====== TASK DATA ======
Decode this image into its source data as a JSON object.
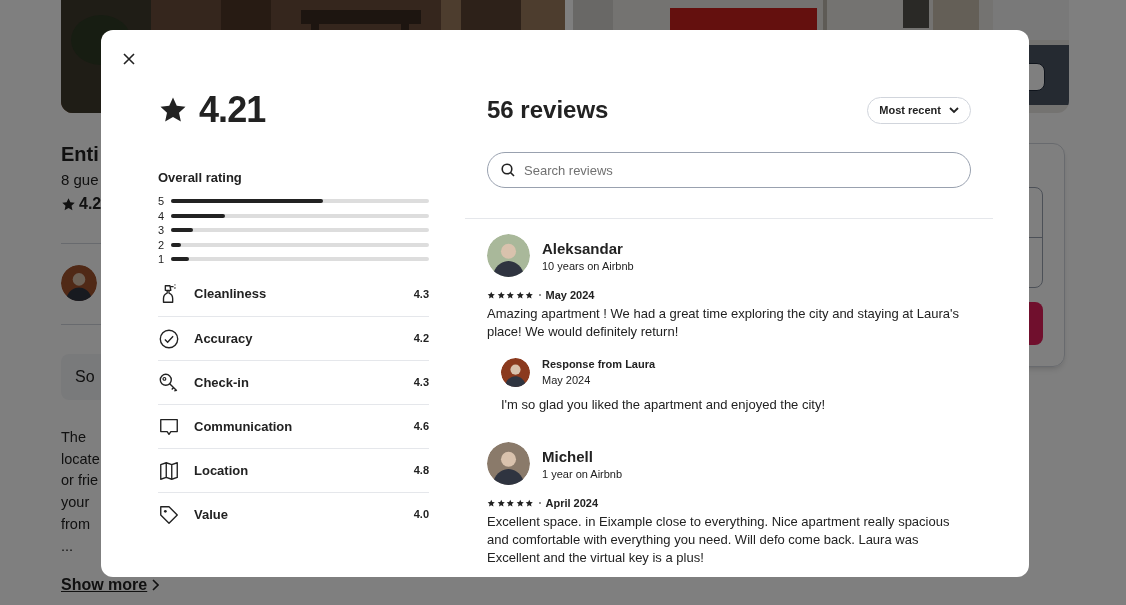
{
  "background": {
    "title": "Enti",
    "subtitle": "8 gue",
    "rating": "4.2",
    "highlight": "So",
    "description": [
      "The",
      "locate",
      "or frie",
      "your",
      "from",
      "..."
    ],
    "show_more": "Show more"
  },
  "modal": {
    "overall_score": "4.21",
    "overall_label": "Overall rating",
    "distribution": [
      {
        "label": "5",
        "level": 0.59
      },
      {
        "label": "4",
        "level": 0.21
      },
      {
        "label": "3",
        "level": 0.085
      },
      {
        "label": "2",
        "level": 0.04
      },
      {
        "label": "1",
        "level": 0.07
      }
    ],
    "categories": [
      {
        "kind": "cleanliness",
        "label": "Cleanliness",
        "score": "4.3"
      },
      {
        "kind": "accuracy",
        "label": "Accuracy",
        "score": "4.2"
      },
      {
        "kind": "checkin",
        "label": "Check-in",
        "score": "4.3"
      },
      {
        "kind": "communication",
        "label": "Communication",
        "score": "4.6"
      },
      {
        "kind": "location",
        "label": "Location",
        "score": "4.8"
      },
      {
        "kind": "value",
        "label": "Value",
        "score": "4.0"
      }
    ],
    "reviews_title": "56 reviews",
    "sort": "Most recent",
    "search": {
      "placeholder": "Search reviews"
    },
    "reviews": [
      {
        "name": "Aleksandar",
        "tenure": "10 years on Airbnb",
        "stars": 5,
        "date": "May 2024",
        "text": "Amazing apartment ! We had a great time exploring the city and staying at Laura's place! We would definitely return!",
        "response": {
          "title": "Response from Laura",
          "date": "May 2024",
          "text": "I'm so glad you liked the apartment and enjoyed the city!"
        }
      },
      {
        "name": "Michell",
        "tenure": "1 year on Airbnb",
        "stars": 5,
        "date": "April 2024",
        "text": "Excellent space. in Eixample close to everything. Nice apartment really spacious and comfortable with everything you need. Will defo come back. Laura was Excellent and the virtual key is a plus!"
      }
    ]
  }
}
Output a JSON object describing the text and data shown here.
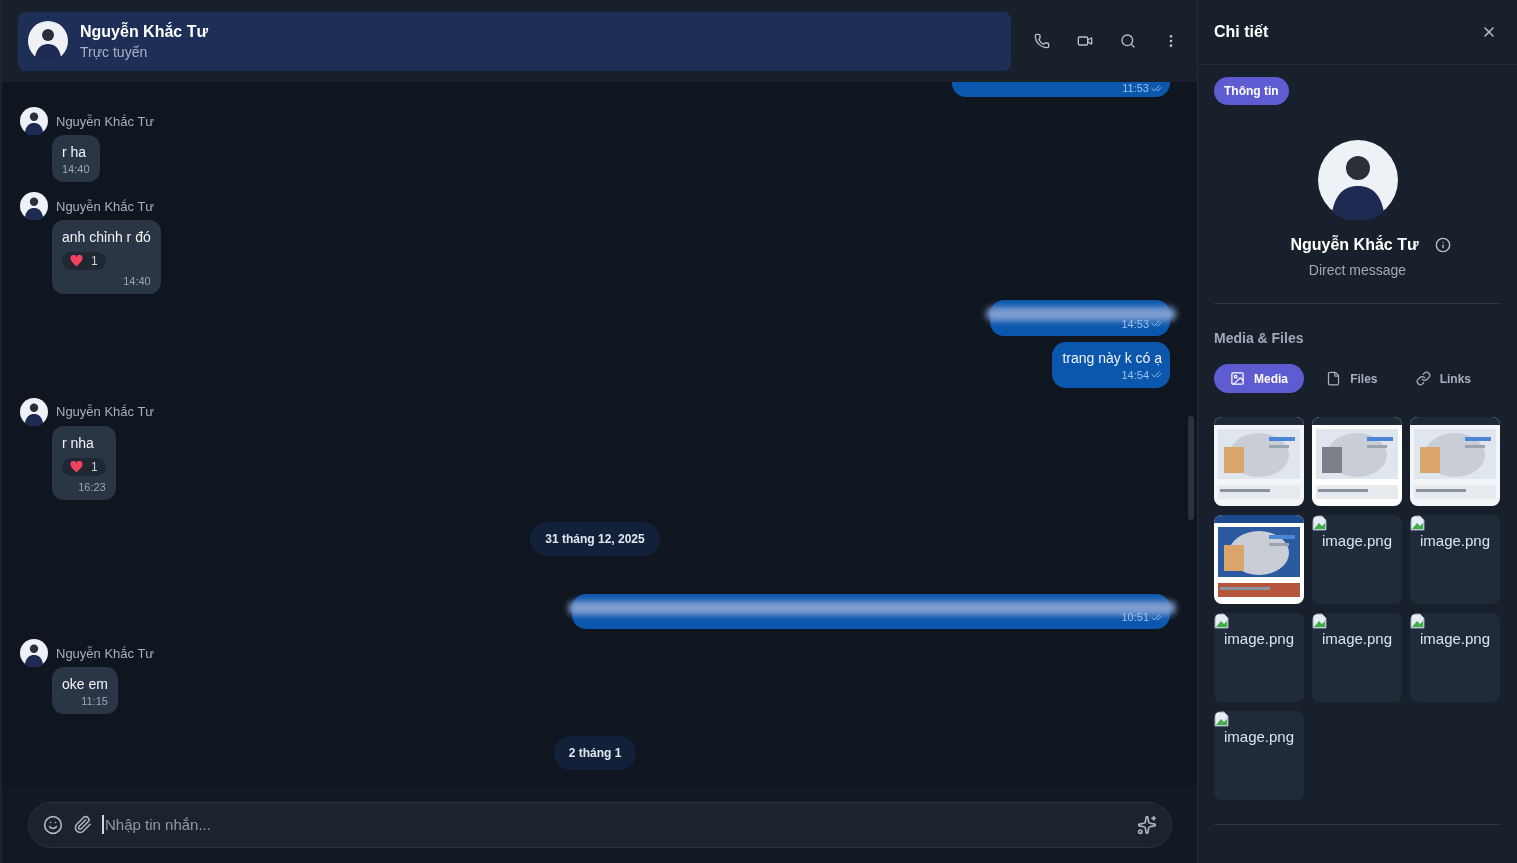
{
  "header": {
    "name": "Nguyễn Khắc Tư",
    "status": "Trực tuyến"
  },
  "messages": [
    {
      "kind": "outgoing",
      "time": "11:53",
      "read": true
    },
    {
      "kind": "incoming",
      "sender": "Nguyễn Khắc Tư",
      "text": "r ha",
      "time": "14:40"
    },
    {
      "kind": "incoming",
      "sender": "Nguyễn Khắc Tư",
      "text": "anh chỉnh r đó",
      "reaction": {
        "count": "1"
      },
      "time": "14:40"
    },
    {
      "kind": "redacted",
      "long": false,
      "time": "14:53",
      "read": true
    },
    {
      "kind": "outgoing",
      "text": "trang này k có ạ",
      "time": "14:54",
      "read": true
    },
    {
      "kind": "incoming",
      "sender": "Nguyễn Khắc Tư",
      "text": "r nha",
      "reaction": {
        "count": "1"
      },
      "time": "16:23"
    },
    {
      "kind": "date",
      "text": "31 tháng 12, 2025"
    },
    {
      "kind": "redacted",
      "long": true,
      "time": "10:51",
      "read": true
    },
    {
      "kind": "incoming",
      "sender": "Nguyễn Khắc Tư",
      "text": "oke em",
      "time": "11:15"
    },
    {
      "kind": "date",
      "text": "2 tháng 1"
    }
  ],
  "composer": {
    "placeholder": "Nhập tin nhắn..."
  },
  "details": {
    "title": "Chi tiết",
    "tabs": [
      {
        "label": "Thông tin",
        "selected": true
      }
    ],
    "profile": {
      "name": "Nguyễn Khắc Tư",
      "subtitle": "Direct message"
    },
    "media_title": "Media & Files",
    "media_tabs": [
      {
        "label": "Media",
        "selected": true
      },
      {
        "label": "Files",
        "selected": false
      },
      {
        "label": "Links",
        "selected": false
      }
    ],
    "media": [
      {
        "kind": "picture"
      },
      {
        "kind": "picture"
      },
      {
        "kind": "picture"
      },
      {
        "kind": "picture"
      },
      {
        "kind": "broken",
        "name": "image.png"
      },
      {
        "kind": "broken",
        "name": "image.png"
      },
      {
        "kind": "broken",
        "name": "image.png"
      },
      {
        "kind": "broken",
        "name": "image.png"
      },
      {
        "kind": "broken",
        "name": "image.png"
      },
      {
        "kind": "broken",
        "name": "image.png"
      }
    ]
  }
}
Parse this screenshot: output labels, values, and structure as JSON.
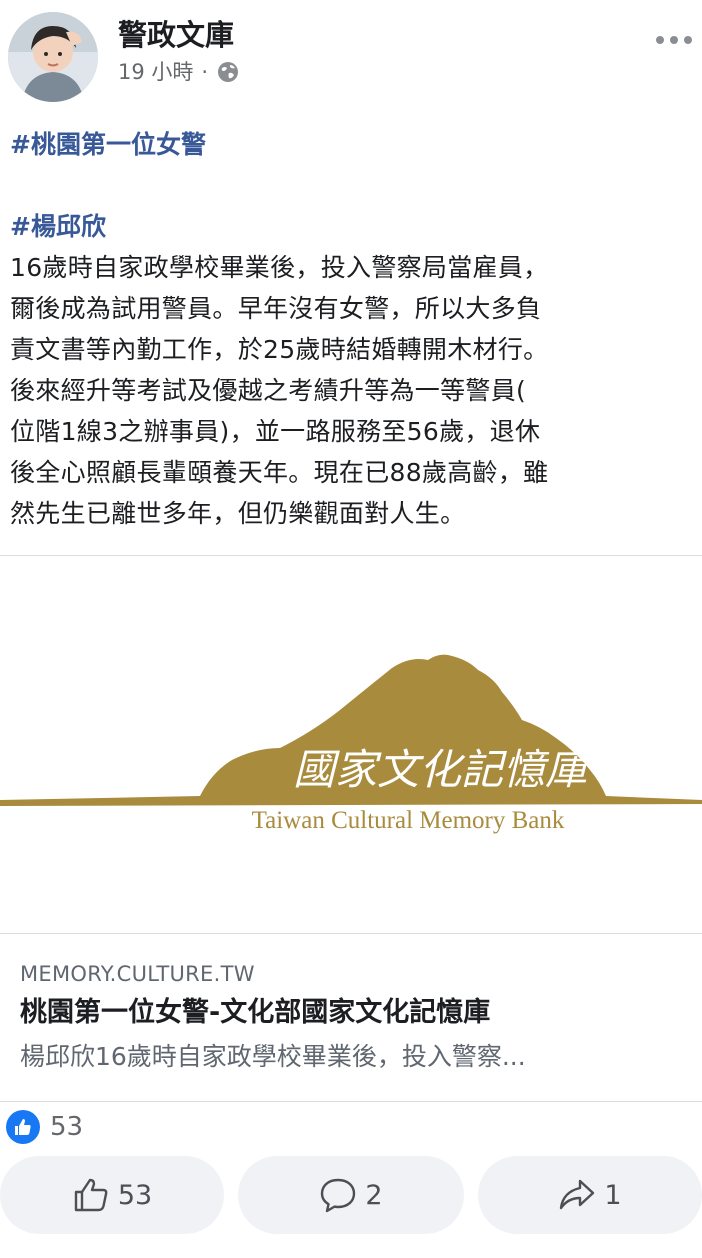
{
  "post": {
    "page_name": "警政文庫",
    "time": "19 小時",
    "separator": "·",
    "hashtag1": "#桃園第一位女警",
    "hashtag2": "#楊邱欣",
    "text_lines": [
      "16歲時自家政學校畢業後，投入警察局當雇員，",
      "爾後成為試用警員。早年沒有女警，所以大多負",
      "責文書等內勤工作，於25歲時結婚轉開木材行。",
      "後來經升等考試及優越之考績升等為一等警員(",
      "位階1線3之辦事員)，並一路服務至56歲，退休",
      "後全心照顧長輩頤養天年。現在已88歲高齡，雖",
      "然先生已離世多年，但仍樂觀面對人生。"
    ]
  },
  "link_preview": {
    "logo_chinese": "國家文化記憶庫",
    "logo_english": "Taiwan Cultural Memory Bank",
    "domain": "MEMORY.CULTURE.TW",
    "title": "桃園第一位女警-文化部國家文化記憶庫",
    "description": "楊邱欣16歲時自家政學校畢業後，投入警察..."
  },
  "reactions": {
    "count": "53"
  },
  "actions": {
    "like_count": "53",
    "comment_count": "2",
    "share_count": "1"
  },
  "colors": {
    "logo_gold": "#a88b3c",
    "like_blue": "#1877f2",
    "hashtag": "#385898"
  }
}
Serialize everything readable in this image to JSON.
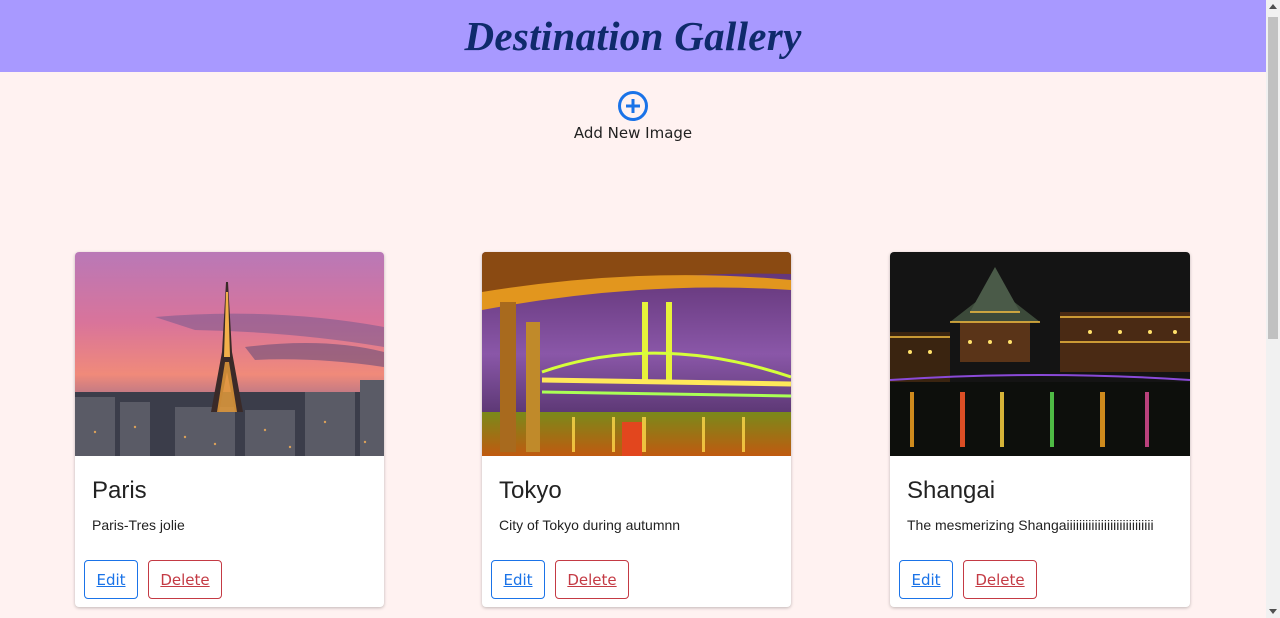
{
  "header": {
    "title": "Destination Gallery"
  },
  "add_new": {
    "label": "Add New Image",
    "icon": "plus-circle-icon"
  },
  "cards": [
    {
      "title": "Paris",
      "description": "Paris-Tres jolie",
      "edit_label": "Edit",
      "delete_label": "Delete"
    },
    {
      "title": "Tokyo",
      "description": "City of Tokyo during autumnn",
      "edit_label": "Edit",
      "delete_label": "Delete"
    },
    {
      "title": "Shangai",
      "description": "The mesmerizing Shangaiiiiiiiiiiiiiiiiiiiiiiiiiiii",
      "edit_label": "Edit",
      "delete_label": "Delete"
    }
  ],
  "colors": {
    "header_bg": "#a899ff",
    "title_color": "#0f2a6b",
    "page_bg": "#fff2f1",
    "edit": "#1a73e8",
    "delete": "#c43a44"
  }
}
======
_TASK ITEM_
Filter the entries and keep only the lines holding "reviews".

_OUTPUT OF THE EXERCISE_
    "reviews_title": "56 reviews",
      "placeholder": "Search reviews"
    "reviews": [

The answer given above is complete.